WHAT YOU SHOULD DO:
Lines containing the word "JSON" are the ones to copy from the records below.
* * * * * * * * *
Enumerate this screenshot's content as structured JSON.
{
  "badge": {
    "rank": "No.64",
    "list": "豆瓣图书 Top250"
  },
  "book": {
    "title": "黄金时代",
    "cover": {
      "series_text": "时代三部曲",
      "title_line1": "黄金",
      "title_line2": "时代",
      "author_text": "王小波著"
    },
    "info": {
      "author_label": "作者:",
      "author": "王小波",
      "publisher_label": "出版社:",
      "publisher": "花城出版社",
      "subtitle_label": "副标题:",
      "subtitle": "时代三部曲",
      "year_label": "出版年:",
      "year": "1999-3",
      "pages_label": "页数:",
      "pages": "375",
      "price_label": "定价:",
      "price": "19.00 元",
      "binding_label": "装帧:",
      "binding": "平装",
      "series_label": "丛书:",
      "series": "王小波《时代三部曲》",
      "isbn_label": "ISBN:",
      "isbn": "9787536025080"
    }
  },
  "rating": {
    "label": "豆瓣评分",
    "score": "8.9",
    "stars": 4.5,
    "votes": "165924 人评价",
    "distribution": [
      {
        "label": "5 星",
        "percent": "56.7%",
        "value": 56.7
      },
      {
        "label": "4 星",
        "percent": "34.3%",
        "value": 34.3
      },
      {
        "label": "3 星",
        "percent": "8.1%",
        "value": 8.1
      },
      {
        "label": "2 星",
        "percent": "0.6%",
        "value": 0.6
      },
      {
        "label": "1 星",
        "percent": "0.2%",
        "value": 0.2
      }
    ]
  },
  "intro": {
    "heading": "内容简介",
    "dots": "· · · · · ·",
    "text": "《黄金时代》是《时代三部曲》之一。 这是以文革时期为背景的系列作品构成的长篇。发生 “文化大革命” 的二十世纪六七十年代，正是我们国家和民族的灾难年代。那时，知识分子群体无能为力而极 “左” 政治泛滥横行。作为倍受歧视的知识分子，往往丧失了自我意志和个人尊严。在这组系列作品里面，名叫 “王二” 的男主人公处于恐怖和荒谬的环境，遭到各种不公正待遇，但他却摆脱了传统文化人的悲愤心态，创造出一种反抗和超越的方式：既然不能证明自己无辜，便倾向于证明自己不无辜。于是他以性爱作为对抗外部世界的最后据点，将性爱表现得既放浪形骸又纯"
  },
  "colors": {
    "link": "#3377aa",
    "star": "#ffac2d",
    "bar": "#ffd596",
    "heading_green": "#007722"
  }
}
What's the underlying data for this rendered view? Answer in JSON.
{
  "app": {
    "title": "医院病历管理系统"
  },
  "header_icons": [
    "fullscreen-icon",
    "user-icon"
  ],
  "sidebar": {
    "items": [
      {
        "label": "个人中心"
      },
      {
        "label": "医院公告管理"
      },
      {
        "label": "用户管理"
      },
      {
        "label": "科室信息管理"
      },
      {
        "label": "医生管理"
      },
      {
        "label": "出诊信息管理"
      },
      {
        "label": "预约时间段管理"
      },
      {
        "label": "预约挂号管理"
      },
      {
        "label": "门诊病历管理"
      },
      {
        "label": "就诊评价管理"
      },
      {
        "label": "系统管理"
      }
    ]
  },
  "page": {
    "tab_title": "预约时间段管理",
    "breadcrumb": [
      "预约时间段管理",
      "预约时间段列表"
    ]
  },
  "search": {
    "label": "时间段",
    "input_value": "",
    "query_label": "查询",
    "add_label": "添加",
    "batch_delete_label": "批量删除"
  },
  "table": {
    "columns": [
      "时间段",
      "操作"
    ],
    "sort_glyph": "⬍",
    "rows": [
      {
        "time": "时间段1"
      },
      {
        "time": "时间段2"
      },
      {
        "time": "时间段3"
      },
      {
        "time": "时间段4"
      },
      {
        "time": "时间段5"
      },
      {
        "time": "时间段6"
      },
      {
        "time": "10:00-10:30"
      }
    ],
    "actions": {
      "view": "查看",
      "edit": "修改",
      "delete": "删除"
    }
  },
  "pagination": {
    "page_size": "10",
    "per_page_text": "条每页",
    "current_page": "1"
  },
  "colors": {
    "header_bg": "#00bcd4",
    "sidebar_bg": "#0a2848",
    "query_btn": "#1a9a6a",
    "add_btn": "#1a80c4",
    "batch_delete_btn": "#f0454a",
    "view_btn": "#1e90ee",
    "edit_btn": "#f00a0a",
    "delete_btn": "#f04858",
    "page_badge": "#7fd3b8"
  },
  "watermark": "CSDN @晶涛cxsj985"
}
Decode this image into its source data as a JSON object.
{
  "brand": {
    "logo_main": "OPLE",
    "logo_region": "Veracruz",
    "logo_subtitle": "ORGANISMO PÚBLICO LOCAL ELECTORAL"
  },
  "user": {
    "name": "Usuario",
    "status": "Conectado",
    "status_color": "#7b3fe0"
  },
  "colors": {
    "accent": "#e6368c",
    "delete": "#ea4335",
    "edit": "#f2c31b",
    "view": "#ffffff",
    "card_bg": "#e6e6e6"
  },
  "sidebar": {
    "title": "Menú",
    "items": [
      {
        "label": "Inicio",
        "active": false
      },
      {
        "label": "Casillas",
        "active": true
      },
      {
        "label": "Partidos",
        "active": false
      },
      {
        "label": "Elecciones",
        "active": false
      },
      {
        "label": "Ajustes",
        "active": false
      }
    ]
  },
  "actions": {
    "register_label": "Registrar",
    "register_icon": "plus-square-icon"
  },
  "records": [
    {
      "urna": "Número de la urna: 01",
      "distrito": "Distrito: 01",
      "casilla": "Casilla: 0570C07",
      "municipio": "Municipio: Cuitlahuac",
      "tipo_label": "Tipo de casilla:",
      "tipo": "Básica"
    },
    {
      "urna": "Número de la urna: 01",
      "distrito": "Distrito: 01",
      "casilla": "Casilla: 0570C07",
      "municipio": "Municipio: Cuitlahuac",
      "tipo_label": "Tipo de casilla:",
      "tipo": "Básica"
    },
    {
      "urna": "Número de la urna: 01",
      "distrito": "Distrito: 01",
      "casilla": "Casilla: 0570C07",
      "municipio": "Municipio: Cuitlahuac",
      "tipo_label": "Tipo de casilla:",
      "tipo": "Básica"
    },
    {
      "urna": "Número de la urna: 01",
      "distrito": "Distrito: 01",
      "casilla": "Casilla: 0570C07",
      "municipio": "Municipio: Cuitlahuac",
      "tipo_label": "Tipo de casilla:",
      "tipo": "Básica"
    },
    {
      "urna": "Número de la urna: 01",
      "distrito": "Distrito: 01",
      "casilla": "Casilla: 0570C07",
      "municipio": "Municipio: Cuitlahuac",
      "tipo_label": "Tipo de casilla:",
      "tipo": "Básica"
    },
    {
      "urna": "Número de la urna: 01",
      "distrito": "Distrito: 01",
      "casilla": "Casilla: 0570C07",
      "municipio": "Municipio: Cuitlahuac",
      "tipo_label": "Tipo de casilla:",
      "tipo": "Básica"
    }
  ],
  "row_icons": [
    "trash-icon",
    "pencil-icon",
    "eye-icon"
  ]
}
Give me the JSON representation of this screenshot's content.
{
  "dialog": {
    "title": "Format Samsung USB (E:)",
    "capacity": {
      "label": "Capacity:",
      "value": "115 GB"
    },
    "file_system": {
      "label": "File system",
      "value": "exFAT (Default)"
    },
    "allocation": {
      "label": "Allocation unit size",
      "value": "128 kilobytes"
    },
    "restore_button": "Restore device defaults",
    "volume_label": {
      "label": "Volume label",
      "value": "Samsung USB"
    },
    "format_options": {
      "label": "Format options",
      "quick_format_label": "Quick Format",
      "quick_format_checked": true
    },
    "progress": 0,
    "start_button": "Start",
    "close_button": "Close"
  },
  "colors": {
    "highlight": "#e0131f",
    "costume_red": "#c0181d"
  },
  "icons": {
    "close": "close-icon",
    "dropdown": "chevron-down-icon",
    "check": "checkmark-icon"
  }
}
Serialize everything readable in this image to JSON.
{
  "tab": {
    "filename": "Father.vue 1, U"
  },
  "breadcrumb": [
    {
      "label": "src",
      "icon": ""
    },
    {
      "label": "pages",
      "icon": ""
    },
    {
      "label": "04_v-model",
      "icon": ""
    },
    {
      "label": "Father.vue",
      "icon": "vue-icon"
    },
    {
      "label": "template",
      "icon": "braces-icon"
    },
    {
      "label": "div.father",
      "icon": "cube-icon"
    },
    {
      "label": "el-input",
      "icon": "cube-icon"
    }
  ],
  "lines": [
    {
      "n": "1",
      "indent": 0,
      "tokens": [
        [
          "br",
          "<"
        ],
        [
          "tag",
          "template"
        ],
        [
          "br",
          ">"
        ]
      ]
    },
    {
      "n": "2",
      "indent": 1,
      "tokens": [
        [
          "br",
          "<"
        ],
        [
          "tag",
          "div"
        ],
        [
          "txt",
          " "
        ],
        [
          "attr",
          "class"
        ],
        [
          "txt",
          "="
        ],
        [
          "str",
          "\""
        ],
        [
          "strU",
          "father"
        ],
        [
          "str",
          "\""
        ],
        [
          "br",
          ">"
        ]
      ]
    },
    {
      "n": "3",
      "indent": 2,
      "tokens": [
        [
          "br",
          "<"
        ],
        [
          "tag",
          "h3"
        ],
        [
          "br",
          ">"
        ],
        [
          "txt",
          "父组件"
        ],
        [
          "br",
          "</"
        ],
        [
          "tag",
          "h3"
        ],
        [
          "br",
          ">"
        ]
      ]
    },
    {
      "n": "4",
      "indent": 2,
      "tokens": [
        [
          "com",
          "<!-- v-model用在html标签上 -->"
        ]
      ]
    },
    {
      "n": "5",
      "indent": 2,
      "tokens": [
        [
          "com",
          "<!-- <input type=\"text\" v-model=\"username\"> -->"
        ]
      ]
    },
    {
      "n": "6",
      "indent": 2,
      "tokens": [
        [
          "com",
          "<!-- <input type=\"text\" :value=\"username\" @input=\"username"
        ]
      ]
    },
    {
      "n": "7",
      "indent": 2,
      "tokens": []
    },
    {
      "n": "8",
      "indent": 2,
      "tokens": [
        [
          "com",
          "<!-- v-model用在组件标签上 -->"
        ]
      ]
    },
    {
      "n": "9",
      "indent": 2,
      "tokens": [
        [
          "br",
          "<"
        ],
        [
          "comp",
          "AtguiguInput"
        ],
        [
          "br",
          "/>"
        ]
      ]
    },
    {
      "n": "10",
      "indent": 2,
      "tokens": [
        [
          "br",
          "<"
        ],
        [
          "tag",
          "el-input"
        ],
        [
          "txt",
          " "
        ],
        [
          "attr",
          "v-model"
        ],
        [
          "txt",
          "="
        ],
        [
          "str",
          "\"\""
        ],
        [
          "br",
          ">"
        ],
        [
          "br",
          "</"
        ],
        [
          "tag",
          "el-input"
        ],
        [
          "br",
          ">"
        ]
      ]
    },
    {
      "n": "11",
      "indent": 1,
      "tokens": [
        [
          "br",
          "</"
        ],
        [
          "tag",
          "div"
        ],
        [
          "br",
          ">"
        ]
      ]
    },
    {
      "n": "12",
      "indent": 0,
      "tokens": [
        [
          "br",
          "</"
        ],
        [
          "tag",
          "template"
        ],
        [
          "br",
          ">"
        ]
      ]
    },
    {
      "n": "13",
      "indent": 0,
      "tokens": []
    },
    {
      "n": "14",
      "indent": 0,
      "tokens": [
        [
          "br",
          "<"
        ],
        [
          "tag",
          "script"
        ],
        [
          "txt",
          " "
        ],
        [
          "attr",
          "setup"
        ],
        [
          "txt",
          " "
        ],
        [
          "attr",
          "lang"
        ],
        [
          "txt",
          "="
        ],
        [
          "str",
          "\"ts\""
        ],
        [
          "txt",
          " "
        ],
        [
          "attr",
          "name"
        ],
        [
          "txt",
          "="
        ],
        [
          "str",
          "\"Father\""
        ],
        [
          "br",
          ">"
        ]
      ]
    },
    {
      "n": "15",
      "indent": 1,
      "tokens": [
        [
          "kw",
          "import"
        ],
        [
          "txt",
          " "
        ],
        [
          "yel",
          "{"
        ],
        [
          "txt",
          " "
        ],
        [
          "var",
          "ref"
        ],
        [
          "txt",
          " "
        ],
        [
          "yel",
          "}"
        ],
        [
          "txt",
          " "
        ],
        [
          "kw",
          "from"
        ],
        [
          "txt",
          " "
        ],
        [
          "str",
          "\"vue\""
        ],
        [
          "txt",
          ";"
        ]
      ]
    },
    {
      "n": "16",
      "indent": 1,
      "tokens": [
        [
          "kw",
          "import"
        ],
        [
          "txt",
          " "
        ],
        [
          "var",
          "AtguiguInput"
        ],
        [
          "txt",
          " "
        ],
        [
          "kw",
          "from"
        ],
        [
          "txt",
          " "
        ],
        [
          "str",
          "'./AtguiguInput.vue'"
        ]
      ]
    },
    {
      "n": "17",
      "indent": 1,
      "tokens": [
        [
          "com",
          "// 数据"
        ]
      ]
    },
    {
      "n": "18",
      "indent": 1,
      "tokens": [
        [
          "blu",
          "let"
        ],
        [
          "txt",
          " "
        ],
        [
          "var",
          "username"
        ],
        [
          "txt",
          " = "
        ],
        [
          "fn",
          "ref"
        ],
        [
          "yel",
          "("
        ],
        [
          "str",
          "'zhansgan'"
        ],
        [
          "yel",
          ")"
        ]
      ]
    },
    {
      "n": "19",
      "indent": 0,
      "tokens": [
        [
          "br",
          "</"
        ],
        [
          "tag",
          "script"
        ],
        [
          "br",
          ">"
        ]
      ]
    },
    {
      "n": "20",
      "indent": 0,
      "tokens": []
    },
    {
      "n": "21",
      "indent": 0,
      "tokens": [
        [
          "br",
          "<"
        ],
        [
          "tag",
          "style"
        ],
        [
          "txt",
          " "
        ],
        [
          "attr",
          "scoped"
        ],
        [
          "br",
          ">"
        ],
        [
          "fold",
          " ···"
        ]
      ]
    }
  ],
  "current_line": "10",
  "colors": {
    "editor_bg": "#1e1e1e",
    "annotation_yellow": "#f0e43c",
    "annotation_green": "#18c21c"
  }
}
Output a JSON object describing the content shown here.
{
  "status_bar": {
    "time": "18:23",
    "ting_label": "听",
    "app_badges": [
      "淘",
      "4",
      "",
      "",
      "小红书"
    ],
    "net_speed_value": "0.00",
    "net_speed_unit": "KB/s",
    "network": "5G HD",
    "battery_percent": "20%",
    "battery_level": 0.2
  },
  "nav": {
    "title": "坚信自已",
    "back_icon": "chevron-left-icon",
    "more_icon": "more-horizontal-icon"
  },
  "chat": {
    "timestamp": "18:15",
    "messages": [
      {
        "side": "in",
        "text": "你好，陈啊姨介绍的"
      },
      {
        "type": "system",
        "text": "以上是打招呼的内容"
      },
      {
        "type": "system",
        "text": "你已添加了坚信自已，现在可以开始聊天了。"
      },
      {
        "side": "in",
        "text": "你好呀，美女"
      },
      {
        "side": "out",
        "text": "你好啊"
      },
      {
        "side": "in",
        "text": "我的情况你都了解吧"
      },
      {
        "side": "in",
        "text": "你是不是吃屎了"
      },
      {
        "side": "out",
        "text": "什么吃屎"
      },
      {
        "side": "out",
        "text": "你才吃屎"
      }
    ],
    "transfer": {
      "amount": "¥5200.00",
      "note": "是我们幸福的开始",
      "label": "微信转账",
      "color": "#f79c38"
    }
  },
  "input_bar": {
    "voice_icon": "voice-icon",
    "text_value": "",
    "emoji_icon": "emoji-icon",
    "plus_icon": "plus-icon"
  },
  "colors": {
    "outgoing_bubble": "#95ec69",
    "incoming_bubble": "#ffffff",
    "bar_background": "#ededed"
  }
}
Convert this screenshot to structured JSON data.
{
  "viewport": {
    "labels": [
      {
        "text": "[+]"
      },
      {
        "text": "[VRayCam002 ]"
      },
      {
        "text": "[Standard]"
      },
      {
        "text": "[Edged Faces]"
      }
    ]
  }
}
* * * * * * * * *
RESPONSE AREA:
Enumerate this screenshot's content as structured JSON.
What's the underlying data for this rendered view? Answer in JSON.
Decode this image into its source data as a JSON object.
Give me the JSON representation of this screenshot's content.
Serialize everything readable in this image to JSON.
Output a JSON object describing the content shown here.
Convert this screenshot to structured JSON data.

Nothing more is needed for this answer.